Mr. Russo, if you are looking for an important journalistic task, perhaps you would want to consider partnering with the Maui Police and informing the public about the public safety issues they were enforcing. Although not a resident here, I suspect that the leading cause of criminal death on Maui is road collisions. Both of the violations indicated in your article put both drivers and pedestrians at greater risk.
Tinted windows prevent drivers from seeing other road users at night and more importantly prevent other drivers and pedestrians from establishing eye contact with the driver.
Lift kits on pick-up trucks alter the stability of the vehicle and make them unsafe, especially when attempting to make an evasive maneuver. The high bumper puts other drivers at risk, especially in intersection collisions.
Conducting vehicle stops and enforcement projects are a dangerous situation. That is why the officer depicted in your photos is wearing a reflective vest. Were you? Any traffic stop has the potential of confrontation, violence and in some instances gunfire. Were you prepared for such possibilities, or were you expecting the same officers that you were criticizing to look after you?
– Ted, via MauiTime.com
Maui Police are bullies. I can’t count how many I have seen them break the law while supposedly upholding it, from talking on their cell phones while driving to their speed racer driving antics. I have seen cops drive at least 70 to 80 mph down busy highways. Just because their lights are on doesn’t give them the right to break the law. It’s like they feel because they have a badge, they feel they are above the law.

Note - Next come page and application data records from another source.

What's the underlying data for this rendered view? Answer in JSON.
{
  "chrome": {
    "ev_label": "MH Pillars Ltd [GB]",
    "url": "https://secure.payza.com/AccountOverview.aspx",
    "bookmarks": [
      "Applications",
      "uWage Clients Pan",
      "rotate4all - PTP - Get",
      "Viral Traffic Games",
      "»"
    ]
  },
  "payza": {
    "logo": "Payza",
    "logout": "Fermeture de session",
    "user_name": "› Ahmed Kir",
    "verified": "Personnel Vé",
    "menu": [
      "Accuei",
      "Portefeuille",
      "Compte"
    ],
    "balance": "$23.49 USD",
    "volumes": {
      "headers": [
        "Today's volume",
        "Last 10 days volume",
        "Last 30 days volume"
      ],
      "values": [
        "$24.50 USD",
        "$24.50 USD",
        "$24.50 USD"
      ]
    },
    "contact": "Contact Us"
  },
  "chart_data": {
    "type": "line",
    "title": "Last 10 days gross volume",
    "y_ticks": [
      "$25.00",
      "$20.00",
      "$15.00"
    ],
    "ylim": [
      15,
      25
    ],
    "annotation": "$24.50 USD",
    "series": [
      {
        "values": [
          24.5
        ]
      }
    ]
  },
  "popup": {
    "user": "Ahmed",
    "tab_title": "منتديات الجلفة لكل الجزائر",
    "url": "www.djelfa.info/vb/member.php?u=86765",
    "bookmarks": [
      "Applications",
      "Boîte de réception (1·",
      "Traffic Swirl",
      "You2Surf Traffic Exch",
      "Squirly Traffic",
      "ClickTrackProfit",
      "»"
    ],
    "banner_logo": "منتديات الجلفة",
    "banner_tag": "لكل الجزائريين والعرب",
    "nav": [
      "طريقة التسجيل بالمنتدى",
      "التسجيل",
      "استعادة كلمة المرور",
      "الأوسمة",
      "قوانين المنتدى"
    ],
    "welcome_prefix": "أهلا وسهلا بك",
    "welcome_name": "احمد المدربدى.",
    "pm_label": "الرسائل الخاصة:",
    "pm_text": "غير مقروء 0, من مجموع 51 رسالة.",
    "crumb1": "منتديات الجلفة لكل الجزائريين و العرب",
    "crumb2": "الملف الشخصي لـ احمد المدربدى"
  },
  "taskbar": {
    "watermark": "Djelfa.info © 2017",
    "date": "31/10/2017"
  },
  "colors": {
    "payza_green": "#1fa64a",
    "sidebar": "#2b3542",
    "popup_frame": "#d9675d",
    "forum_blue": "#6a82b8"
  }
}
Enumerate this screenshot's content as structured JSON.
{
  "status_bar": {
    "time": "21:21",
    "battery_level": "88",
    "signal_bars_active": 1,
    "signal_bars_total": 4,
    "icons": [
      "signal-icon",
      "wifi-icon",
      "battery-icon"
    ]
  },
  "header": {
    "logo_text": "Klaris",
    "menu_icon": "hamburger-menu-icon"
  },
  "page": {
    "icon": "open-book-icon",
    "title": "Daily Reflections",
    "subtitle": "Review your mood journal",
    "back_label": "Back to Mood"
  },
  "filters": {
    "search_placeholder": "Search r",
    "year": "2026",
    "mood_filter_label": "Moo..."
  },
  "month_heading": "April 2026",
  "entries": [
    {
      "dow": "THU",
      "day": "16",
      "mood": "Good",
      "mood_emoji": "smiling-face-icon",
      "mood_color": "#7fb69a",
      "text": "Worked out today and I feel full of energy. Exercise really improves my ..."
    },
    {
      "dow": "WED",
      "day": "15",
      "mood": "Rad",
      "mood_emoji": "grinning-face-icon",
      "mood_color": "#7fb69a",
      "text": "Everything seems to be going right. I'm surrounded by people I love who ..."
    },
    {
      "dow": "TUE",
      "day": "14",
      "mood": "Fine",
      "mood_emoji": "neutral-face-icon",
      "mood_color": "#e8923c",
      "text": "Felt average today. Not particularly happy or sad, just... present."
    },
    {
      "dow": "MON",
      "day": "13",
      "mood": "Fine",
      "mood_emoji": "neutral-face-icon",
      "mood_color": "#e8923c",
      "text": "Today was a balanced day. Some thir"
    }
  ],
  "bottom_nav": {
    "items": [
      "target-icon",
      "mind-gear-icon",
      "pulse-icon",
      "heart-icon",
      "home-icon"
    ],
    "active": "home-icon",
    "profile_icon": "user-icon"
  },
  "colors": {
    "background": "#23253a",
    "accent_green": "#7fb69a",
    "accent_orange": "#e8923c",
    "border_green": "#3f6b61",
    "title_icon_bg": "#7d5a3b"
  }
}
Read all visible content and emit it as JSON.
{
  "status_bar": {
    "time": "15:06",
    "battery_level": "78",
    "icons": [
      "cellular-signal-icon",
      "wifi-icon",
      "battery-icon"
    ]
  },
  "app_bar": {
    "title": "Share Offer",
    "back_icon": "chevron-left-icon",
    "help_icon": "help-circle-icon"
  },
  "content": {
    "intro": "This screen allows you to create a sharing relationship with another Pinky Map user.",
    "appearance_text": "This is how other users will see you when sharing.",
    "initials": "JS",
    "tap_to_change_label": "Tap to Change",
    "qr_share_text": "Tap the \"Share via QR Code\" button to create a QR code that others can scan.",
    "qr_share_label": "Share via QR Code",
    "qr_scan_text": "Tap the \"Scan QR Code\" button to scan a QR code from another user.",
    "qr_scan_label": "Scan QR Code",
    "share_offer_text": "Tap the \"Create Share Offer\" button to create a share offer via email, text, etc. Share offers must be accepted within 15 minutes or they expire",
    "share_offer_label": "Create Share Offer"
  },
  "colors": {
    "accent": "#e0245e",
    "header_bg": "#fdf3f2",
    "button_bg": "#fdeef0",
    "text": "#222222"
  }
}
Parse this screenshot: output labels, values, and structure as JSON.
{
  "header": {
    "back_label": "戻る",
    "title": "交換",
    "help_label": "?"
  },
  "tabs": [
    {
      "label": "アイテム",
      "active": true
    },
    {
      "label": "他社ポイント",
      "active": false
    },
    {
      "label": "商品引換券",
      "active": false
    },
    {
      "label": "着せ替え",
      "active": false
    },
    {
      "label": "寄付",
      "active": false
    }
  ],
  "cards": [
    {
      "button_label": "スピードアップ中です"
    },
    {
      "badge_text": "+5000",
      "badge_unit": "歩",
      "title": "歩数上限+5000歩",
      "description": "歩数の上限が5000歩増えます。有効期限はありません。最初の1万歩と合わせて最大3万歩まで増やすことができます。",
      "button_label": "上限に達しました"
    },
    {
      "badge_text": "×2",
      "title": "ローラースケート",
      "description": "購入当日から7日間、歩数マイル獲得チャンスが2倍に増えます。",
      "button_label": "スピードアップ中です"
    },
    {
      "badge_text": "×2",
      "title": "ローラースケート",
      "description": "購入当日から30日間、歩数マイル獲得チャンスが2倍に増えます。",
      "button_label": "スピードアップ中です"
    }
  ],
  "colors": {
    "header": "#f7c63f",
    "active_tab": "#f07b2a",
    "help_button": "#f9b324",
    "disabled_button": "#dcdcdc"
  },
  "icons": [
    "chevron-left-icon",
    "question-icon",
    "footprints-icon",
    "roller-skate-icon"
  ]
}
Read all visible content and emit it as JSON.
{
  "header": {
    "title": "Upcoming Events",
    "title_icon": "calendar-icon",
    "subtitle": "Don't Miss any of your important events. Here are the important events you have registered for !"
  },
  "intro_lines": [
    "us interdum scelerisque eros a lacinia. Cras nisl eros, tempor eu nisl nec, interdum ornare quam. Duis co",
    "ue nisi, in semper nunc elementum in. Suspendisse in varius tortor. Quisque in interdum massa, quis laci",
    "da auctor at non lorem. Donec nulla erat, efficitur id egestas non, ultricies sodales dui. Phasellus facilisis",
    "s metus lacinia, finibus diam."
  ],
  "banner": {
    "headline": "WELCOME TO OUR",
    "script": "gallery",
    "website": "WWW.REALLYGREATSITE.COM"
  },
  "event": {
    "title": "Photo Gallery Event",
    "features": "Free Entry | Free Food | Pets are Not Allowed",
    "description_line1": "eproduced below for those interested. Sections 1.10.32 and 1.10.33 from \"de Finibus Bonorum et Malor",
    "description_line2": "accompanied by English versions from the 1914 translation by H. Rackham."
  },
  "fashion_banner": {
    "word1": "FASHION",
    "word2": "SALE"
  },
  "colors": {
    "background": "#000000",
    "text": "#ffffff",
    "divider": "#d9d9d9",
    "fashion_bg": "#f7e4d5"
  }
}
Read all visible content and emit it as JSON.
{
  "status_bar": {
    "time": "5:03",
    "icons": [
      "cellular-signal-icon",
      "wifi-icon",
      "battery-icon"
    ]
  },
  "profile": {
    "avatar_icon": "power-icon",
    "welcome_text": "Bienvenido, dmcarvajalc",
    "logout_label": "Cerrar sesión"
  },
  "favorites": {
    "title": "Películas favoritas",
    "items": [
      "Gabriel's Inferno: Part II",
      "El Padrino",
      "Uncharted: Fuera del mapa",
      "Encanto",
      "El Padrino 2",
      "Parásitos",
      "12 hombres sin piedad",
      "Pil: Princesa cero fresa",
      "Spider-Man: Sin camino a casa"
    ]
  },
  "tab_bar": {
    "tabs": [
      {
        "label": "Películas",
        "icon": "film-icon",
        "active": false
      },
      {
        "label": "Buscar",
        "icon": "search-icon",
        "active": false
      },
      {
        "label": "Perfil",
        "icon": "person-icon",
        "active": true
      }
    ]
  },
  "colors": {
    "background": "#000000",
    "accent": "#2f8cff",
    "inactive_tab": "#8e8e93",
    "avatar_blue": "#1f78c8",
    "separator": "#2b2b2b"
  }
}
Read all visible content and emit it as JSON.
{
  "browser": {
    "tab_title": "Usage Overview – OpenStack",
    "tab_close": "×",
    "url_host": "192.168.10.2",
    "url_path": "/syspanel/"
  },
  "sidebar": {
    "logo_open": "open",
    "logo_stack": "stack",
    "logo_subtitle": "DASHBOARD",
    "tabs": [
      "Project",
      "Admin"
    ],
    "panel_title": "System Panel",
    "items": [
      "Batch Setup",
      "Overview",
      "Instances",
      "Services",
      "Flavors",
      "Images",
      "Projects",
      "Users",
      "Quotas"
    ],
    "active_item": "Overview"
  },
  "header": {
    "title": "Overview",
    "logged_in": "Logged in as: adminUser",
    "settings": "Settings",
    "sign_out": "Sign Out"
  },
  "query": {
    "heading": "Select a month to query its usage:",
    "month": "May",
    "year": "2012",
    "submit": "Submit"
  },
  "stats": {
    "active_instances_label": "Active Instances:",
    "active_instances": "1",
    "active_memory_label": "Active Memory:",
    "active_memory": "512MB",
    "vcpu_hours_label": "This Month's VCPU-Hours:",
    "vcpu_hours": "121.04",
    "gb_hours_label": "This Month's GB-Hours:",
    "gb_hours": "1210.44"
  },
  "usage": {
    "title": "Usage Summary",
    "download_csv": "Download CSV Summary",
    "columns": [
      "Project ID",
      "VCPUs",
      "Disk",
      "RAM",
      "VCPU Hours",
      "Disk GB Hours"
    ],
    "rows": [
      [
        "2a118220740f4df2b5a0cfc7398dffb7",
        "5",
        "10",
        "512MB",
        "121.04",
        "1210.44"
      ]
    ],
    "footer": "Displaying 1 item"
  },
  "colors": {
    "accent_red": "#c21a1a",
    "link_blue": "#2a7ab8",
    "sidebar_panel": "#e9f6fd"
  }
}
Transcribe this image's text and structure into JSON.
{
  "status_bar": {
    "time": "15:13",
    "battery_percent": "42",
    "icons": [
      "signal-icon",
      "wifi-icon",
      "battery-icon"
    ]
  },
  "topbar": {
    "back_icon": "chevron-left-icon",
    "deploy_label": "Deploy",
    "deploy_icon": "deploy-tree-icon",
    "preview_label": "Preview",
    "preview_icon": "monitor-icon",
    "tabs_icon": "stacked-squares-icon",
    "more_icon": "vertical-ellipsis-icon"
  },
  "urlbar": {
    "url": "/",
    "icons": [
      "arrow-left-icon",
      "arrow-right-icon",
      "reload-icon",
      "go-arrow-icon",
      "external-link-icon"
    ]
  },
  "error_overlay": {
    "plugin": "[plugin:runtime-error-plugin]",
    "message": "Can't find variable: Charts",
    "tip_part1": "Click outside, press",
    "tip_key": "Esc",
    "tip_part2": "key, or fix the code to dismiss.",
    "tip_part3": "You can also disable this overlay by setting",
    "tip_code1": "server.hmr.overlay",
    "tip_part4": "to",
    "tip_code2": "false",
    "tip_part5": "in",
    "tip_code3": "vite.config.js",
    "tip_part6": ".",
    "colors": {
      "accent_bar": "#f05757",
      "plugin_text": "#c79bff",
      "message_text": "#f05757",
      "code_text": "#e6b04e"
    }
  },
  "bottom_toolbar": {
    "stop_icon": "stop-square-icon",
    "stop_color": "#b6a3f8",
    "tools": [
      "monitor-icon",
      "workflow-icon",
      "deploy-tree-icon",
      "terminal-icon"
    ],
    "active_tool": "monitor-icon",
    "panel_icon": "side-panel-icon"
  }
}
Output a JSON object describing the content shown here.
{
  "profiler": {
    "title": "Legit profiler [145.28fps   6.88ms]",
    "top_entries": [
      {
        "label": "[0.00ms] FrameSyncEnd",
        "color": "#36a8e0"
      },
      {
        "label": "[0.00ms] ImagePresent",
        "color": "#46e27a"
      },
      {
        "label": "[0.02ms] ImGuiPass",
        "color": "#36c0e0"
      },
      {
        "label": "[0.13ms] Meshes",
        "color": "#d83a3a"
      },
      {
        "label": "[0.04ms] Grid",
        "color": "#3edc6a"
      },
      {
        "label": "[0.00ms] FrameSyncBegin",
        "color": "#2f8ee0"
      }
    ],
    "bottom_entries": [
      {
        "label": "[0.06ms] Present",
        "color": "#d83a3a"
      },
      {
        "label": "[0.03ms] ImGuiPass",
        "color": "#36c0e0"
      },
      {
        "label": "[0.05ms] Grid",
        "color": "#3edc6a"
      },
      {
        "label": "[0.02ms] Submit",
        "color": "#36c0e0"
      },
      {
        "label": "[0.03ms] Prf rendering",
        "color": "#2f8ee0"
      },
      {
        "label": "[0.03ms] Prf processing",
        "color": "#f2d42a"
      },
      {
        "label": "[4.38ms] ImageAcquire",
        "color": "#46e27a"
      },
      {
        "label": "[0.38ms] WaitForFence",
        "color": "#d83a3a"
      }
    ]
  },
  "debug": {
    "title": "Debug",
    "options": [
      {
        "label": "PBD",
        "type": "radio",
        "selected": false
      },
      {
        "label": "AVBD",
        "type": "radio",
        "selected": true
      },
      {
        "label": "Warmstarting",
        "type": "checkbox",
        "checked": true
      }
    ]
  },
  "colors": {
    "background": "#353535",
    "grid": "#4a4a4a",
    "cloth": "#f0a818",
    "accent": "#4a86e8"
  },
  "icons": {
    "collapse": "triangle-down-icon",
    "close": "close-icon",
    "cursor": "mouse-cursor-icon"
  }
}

These guys do whatever they want and if you speak up you get in trouble. As free citizens of the United States of America we are supposed to question authority. It is known that people in power abuse their power sometimes. Police are supposed to protect and serve. In Maui they beat you up for your milk money.
– “In Maui,” via MauiTime.com